1. Based on Alex Gibney’s film version of the rise and fall of Enron, do you accept Joel Bakan’s argument that the corporation shows “psychopathic” traits?
I agree with Joel Bakan, however, just partially about the corporation Enron showing ‘psychopathic’ traits. Yes there are traits that they were doing unethical actions that completely ruin many people life-long works and their lives; nonetheless, in my opinion, those actions were intentional. The executives at Enron were gambling intelligently, according to the movie, and take a risk so big that it was over their heads at the end, making it an absolute failure. The psychopathic traits here were that once they managed to aggressively make the profits they made, and pocketed millions of dollars, they started to care less about employees. They knew the consequence but they still proceeded with their plans and did not care that the results will affect the lives of many. They also lied on financial reports, covering their debts one way or another, which was unlawful. Therefore, it is psychopathic in some sorts, but above all, their actions are just so unethical and unmoral.
2. How do you account for what happened at Enron? How would you assess the relative importance of culture, environment, and personal values in the company’s history?

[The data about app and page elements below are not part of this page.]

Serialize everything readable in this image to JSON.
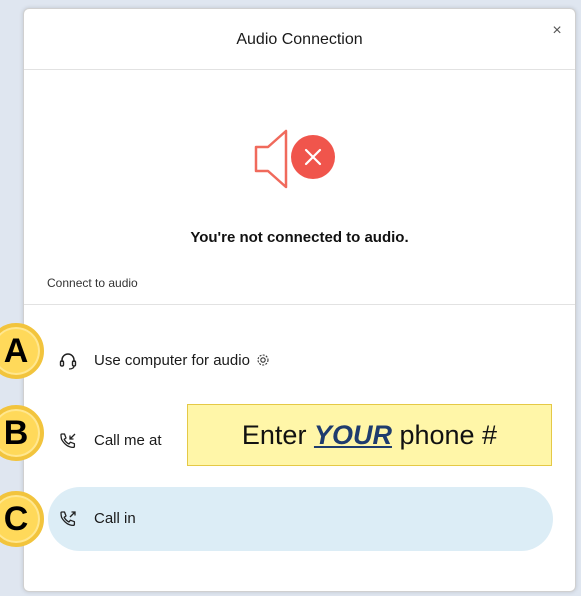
{
  "dialog": {
    "title": "Audio Connection",
    "close": "×",
    "status": "You're not connected to audio.",
    "section_label": "Connect to audio"
  },
  "options": {
    "computer": {
      "label": "Use computer for audio"
    },
    "call_me": {
      "label": "Call me at"
    },
    "call_in": {
      "label": "Call in"
    }
  },
  "annotations": {
    "badge_a": "A",
    "badge_b": "B",
    "badge_c": "C",
    "callout_prefix": "Enter ",
    "callout_emphasis": "YOUR",
    "callout_suffix": " phone #"
  },
  "colors": {
    "alert_red": "#f0554c",
    "speaker_red": "#f06a5c",
    "selected_bg": "#dcedf6",
    "badge_yellow": "#ffd95a",
    "callout_yellow": "#fff6a8"
  }
}
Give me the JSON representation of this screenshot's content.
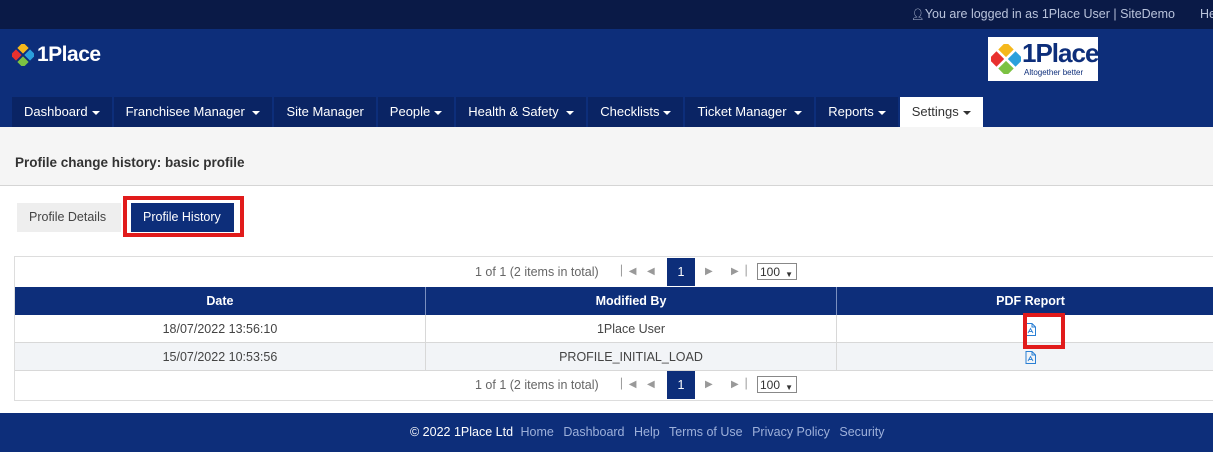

What happened to Enron was just its founder at the time Ken Lay was greedy and unethical right from the beginning, and that was how he steered the boat to that direction. Instead of firing traders who were pocketing profits for themselves, manipulating reports which showed steady financial trends, he managed to keep them, because they were making a lot of money for the company. So he was giving opportunities for this staffs to do underhand works and he only cared if it made profits for the company. Later, when Jeff Skilling joined Enron, he developed what Lay had